Throughout the exhibition, there are interesting elements that resonate with today’s audience. A program for a 1917 recital in Marlin that featured Waco soprano Naomi Ruth Cobb and her soon-to-be-famous nephew, baritone Julius L. Cobb “Jules” Bledsoe, warned, “Perfect silence is demanded of the audience during Numbers .” The past version of “turn off your cell phone”.
A small section of the exhibit discusses the Mexican Revolution that began in 1910 and how it prompted many artists to migrate north of the Rio Grande. Books on the history of Mexican American theater offer visuals and information on institutions such as La Compania Villalongin de San Antonio and Colon Theater from El Paso.
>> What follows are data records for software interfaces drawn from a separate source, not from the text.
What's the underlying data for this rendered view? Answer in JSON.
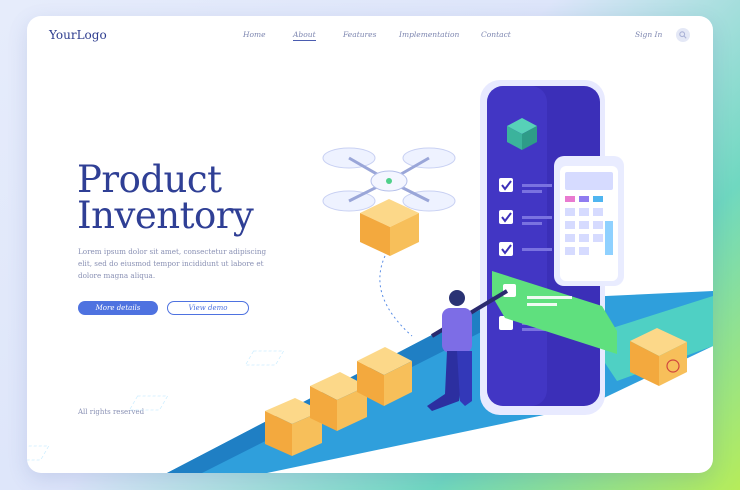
{
  "header": {
    "logo": "YourLogo",
    "nav": [
      {
        "label": "Home"
      },
      {
        "label": "About",
        "active": true
      },
      {
        "label": "Features"
      },
      {
        "label": "Implementation"
      },
      {
        "label": "Contact"
      }
    ],
    "signin": "Sign In",
    "search_icon": "search-icon"
  },
  "hero": {
    "title_line1": "Product",
    "title_line2": "Inventory",
    "description": "Lorem ipsum dolor sit amet, consectetur adipiscing elit, sed do eiusmod tempor incididunt ut labore et dolore magna aliqua.",
    "primary_button": "More details",
    "secondary_button": "View demo"
  },
  "footer": {
    "rights": "All rights reserved"
  },
  "colors": {
    "accent": "#4e72e0",
    "title": "#2f3f95",
    "phone_screen": "#3b2fb8",
    "box": "#f5b848",
    "belt": "#3aa6dd"
  }
}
Founded in Nuevo Leon in the late 1840s, the family troupe La Compania Villalongin performed occasionally north of the border before establishing a residence in the town of Alamo in 1911. In West Texas, El Teatro Colon opened in 1919, with offerings that included live performances. of silent film actress Mimí Derba, concerts by Lerdo de Tejada’s orchestra, and the 1919 film about a real crime wave of 1915 in Mexico City, El automovil gray.
For clues to how far American and Texas culture has come, just look at two illustrations in a souvenir booklet from the 1910 Majestic Theater in Houston. The first shows a “Men’s Smoking Room”, while the other depicts a “Downstairs Ladies’ Nursery and Retirement Room”. The latter is described as “essential to the pleasure and convenience of women and children”.
Enlightening and revealing, these little-known stories about the women who contributed to Texas theater might inspire a budding historian or archivist to create a second act on the subject. Or it might inspire a young woman to believe that she, like Gussie Oscar or Nina Vance, can find her own place in Texas theater history. If so, I’ll be lining up to buy a ticket.
The Texas Collection is located in the Carroll Library at Fifth and Speight Streets on the Baylor University campus. More information can be found here.